CHAPEL HILL – A UNC economist said Friday that high gas prices could indicate that inflation is still an issue—which might mean that the Federal Reserve will raise interest rates.

In a webinar hosted by the Kenan Institute, Chief Economist Gerald Cohen reviewed data about US retail gas prices and inflation data.

“The one price that we see almost every day are gasoline prices,” said Cohen. “Expectations of inflation, at least short term, are very sensitive to gasoline prices.”

Graph showing correlation between gas prices and inflation | Provided by Kenan Institute of Private Enterprise

Cohen shared that there’s a 74% correlation between the changes in gasoline prices and the changes in overall inflation.

USA Today wrote last month that gas prices were soaring to a 10-month high, likely due to rising oil costs, summer energy demands, and concerns about the upcoming hurricane season.

Gas prices are only one data point among many, Cohen said, but he expects the Fed are keeping a very close eye on inflation data.

The Fed has been saying, ‘Look, inflation is coming down, we have to be less concerned,'” said Cohen. “Now, this is going in reverse, which is a big challenge for the Fed.”

Cohen shared predictive models to show what could happen next — with the blue line showing that the Fed may lower rates if inflation falls, and the orange line showing that the Fed may keep rates higher for longer if inflation doesn’t fall | Provided by Kenan Institute of Private Enterprise

The Fed will share its next interest rate announcement on September 20 at 2 pm ET.

‘Holding firm’ on recession call

Another datapoint Cohen is tracking—revisions to the US jobs reports.

Last Friday, the US Bureau of Labor Statistics revised its June report (which was released in July) and its July report (which was released in August, according to the Bureau’s press release from last Friday.

“The numbers for July and August were revised down substantially, by a net 134,000,” said Cohen.

And Cohen says these downward revisions could indicate a looming recession.

“The reason why it matters is because the Bureau of Labor Statistics is using some estimates for their job numbers,” said Cohen. “Those estimates tend to be cyclical, so, as the economy goes from recession to expansion, they tend to underestimate job creation. And then when the economy goes from expansion to contraction, they tend to overestimate job creation.”

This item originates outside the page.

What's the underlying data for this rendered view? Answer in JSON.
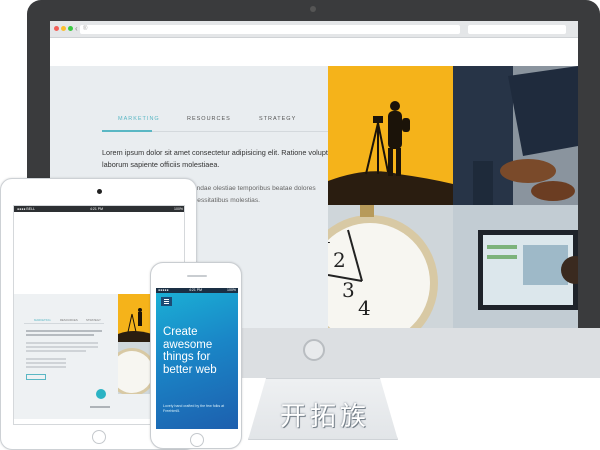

Cohen noted that for the last eight months, there have been downward revisions—and that the last time that occurred was during a recession.

“This is one of the reasons why I’m holding firm on my recession call,” said Cohen.